* What the task requires: Which lines of the records below contain the word "this"? Report each of them in full.

* Information provided:

+++

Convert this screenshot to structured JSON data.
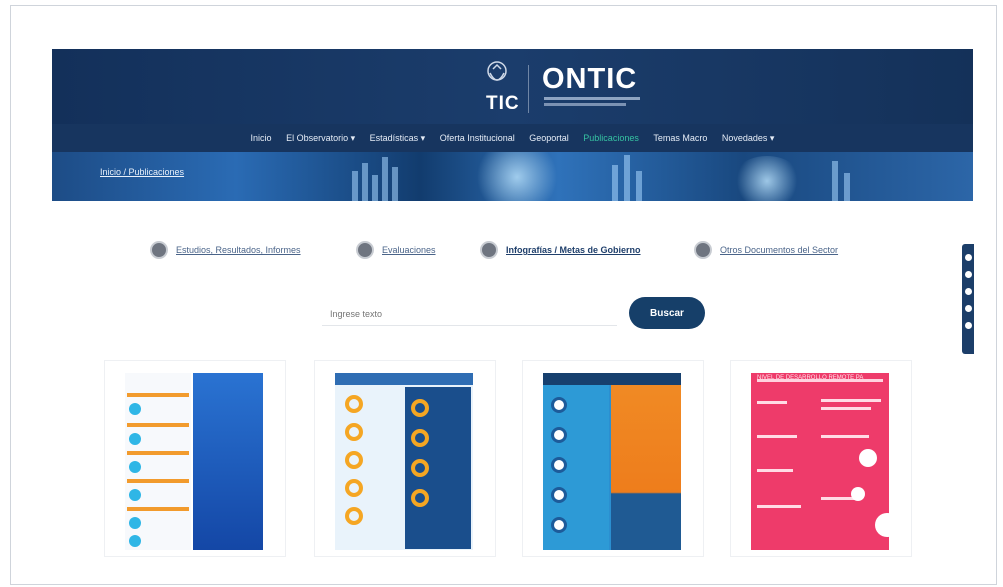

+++

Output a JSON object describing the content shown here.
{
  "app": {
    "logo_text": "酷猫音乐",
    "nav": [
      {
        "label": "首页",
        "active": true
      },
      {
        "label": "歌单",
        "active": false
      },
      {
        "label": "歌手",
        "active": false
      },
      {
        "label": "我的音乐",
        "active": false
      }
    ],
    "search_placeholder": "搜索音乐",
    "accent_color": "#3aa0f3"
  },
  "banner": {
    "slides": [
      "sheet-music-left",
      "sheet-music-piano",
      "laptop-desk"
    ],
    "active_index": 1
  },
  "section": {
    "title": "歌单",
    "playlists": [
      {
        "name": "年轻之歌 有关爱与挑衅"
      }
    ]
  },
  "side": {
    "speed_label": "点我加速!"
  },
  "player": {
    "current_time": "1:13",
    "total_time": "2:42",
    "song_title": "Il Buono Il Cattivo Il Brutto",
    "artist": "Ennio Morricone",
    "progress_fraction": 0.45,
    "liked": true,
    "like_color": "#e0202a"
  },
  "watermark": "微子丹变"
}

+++

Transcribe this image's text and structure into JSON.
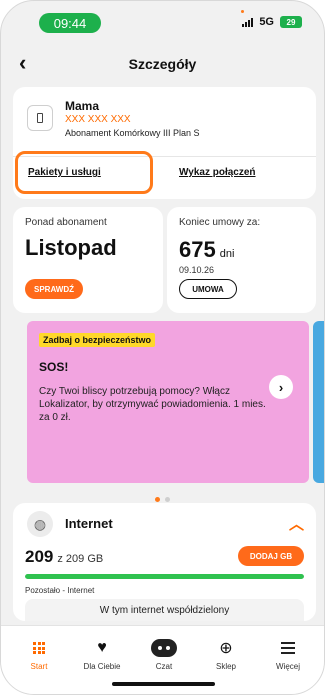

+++

* Solution to the exercise:
Convert this screenshot to structured JSON data.
Transcribe this image's text and structure into JSON.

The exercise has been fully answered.